Location: South Africa
Distribution: Fedora, Mandriva, PCLOS, SUSE - anything a can get my hands on
Posts: 140

Rep: Reputation: 15
Hi, watt25 :-)

Let me try and make tings clear for you. Just like you created a user account for you and your wife, there is also a user account called “root”. “root” is like the administrator account in windowsNT. It is also revered to as “super user” (su), because it has the highest authority. The “root” user can remove and view any file or directory regardless of its shares or attributes. So you can basically see that the “root” is a very powerful user (almost godlike). This is why it is recommended that you log on as a normal user, like you or your wife, and only use the root when you absolutely have to.

To change to the root user without logging out and the logging in as “root”, type “su” at the command prompt. Type the password for “root”, and now you are logged in as root and can do anything the “root” can do. When you are finished type “exit” to return to a normal user again.

You may have noticed that Linux created a home directory for every user you created under “/home/”. There is also home directory for “root”, but it is not under “/home/” but instead it is under “/root”. Only the root user can access this directory, witch is why you received a “no permission” error when trying to access it as a normal user.

One more thing about a root. The top most directory on a Linux (or dos for that matter) system is called the root directory. So the “/” directory is your root directory under Linux. Under dos your root directory would be C:\ for your C: drive.
Please note that the directory “/root” is only a directory called “root” witch is in your root “/” directory. :-)
Old 06-01-2001, 06:22 AM   #5
LQ Guru
Registered: Jan 2001
Posts: 24,149

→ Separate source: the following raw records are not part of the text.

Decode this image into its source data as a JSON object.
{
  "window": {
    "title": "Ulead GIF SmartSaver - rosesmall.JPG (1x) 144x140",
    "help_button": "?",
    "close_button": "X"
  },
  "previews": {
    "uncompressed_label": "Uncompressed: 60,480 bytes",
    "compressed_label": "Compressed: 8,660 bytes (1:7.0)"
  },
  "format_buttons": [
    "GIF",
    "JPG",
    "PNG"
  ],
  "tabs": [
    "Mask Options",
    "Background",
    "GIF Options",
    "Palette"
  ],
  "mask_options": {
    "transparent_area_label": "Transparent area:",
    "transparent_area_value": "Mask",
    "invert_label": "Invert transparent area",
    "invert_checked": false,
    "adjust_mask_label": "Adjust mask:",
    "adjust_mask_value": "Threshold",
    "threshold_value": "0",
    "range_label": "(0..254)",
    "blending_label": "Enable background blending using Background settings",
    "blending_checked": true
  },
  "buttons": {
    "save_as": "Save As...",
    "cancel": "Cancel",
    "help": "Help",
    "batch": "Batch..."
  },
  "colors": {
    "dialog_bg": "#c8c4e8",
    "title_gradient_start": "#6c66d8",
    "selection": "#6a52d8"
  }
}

Rep: Reputation: 261Reputation: 261Reputation: 261
Originally posted by hiwatt25
I am totally lost and I am counting on trickykid to help me out. He/she has been the biggest help. I hope you read this. Thanks
Sorry I didn't make it in time.
But the others are right.
When you begin with the login prompt when you first boot up, you can login as root, by typing root of course then the password. But the safest way is to su (or use sudo and can learn more about it here ) into root for those types of privileges, then logout when your done so while your logged in as root, you can't do damage by accident to your OS.

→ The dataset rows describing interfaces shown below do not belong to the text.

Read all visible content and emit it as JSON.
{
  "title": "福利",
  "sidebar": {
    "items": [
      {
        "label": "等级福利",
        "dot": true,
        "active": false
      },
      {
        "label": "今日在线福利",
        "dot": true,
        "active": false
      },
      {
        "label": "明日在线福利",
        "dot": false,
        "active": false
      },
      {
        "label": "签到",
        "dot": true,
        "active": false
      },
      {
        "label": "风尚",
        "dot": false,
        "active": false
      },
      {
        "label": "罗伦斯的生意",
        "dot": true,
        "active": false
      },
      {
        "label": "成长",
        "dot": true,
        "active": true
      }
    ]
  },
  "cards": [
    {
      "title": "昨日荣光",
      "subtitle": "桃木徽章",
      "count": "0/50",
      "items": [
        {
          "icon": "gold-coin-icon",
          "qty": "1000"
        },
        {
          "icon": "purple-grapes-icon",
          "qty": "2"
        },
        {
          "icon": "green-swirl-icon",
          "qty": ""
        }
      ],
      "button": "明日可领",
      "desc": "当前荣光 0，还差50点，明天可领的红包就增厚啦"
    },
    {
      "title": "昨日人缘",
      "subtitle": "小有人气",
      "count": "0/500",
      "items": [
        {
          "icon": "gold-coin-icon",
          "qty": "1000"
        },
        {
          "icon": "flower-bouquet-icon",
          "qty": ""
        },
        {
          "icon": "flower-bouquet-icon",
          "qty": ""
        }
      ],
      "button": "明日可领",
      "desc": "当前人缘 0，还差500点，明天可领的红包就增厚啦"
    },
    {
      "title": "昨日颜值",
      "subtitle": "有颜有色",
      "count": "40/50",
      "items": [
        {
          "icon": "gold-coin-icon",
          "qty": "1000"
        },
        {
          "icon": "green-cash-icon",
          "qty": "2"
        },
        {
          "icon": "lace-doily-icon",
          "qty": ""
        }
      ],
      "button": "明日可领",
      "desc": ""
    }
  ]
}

Old 06-01-2001, 09:08 AM   #6
LQ Newbie
Registered: Mar 2001
Location: Seattle
Posts: 4

Original Poster
Rep: Reputation: 0
Smile Thanks to all

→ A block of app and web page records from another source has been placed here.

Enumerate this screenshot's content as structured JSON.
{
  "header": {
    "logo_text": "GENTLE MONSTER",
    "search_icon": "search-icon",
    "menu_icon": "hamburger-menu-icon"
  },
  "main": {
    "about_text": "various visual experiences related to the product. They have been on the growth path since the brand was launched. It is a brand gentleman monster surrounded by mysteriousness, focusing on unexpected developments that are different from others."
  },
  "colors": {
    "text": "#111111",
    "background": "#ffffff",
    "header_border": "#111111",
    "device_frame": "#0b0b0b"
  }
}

Super cool-

Just wanted to thank everyone for breaking things down some for me. Things are working just fine now! Next stop, mounting drives! Thanks again



Thread Tools Search this Thread
Search this Thread:

Advanced Search

Posting Rules
You may not post new threads
You may not post replies
You may not post attachments
You may not edit your posts

BB code is On
Smilies are On
[IMG] code is Off
HTML code is Off

Similar Threads
Thread Thread Starter Forum Replies Last Post
Lost Root password Oakstaff Linux - Newbie 6 11-29-2006 04:03 AM
Lost root password zillah Solaris / OpenSolaris 10 05-24-2005 05:28 PM
Lost root password Nectalathiel SUSE / openSUSE 2 12-26-2004 01:28 PM
Lost Root User Michael2003 Mandriva 4 12-13-2003 08:20 AM
root has lost its rights DoubleM Linux - General 3 03-19-2003 02:10 PM > Forums > Linux Forums > Linux - Newbie

All times are GMT -5. The time now is 11:27 PM.

Main Menu
Write for LQ is looking for people interested in writing Editorials, Articles, Reviews, and more. If you'd like to contribute content, let us know.
Main Menu
RSS1  Latest Threads
RSS1  LQ News
Twitter: @linuxquestions
Open Source Consulting | Domain Registration